In 2013, the Department of Energy (DOE) dedicated approximately half of a $140 million research institute for power electronics to GaN research, citing its potential to reduce worldwide energy consumption. Now MIT spinout Cambridge Electronics Inc. (CEI) has announced a line of GaN transistors and power electronic circuits that promise to cut energy usage in data centers, electric cars, and consumer devices by 10 to 20 percent worldwide by 2025.
Power electronics is a ubiquitous technology used to convert electricity to higher or lower voltages and different currents—such as in a laptop’s power adapter, or in electric substations that convert voltages and distribute electricity to consumers. Many of these power-electronics systems rely on silicon transistors that switch on and off to regulate voltage but, due to speed and resistance constraints, waste energy as heat.
CEI’s GaN transistors have at least one-tenth the resistance of such silicon-based transistors, according to the company. This allows for much higher energy-efficiency, and orders-of-magnitude faster switching frequency—meaning power-electronics systems with these components can be made much smaller. CEI is using its transistors to enable power electronics that will make data centers less energy-intensive, electric cars cheaper and more powerful, and laptop power adapters one- third the size—or even small enough to fit inside the computer itself.
“This is a once-in-a-lifetime opportunity to change electronics and to really make an impact on how energy is used in the world,” says CEI co-founder Tomás Palacios, an MIT associate professor of electrical engineering and computer science who co-invented the technology.

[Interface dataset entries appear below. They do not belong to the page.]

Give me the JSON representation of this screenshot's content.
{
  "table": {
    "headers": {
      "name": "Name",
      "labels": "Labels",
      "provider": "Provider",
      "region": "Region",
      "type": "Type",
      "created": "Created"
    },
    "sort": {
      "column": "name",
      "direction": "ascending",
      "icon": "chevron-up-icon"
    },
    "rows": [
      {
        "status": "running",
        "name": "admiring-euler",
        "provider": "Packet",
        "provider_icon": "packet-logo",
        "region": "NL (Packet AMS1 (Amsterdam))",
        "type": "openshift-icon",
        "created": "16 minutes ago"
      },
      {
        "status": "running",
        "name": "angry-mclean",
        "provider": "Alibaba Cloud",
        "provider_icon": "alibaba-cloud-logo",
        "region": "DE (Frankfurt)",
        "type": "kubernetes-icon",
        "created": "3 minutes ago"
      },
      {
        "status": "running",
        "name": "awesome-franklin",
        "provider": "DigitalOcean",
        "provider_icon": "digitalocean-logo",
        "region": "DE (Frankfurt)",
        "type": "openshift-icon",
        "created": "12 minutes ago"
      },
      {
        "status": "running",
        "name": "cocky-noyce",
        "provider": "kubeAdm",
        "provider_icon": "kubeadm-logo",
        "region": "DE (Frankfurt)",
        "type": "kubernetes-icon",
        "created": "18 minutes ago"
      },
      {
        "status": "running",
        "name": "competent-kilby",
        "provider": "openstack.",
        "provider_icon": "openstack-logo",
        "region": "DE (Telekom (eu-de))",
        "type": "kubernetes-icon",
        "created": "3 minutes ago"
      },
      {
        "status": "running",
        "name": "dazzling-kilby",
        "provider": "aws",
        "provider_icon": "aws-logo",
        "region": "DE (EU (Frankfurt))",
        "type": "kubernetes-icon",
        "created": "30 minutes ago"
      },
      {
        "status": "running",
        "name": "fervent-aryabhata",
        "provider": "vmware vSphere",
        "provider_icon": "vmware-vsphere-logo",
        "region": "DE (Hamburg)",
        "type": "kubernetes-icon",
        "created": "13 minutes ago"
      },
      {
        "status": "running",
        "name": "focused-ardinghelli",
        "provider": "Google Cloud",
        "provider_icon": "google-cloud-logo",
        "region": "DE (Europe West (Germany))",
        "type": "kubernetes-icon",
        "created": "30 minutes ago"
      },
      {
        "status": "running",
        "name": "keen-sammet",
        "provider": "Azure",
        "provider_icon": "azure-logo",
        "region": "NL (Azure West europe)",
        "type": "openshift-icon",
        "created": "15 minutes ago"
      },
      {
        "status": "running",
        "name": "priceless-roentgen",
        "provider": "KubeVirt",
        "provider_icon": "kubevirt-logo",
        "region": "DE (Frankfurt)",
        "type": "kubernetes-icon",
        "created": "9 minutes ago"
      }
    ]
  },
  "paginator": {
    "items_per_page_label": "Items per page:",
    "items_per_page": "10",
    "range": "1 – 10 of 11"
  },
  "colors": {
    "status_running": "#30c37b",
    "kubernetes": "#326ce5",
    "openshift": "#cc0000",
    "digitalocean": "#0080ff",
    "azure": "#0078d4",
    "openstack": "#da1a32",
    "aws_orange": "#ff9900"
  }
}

Other co-founders and co-inventors are Anantha Chandrakasan, the Joseph F. and Nancy P. Keithley Professor in Electrical Engineering, now chair of CEI’s technical advisory board; alumnus Bin Lu SM ’07, PhD ’13, CEI’s vice president for device development; Ling Xia PhD’12, CEI’s director of operations; Mohamed Azize, CEI’s director of epitaxy; and Omair Saadat PhD ’14, CEI’s director of product reliability.
Making GaN feasible
While GaN transistors have several benefits over silicon, safety drawbacks and expensive manufacturing methods have largely kept them off the market. But Palacios, Lu, Saadat, and other MIT researchers managed to overcome these issues through design innovations made in the late 2000s.
Power transistors are designed to flow high currents when on, and to block high voltages when off. Should the circuit break or fail, the transistors must default to the “off” position to cut the current to avoid short circuits and other issues—an important feature of silicon power transistors.